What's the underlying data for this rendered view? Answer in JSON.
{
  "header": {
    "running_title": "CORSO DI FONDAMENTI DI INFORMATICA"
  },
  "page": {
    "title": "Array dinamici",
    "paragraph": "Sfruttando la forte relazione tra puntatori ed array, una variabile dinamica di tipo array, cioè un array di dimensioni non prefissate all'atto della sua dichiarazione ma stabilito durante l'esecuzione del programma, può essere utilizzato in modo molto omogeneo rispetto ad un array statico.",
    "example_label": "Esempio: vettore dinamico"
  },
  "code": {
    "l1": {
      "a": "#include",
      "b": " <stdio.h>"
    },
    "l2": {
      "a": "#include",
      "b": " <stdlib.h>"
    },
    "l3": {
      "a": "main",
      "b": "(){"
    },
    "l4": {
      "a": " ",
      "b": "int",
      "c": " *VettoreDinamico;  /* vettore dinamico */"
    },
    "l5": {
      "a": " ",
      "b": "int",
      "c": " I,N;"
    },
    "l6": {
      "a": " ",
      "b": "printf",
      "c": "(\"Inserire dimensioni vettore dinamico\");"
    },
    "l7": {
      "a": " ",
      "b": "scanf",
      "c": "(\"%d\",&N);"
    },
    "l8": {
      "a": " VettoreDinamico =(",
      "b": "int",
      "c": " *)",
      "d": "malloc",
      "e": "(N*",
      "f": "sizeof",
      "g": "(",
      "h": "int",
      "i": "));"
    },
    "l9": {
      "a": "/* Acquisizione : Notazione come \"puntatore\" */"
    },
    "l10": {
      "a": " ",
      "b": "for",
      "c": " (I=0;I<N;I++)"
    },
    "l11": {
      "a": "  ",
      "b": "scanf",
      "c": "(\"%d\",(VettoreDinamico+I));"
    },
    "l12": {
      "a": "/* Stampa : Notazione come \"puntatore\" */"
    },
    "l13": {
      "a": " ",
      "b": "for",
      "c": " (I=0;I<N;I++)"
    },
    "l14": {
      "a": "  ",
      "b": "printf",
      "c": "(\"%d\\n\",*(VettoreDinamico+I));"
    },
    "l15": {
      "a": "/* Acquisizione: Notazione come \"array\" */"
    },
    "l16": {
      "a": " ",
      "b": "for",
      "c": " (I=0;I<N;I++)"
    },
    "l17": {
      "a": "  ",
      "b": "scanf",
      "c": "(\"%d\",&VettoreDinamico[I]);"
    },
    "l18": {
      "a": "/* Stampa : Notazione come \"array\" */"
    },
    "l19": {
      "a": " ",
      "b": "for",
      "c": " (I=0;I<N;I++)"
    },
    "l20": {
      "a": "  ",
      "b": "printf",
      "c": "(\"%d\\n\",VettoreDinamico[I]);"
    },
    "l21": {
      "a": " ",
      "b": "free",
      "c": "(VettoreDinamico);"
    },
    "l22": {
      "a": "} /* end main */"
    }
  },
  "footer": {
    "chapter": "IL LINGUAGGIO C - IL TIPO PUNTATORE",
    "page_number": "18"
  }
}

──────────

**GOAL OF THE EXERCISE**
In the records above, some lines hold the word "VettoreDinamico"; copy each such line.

**EXPECTED ANSWER**
      "c": " *VettoreDinamico;  /* vettore dinamico */"
      "a": " VettoreDinamico =(",
      "c": "(\"%d\",(VettoreDinamico+I));"
      "c": "(\"%d\\n\",*(VettoreDinamico+I));"
      "c": "(\"%d\",&VettoreDinamico[I]);"
      "c": "(\"%d\\n\",VettoreDinamico[I]);"
      "c": "(VettoreDinamico);"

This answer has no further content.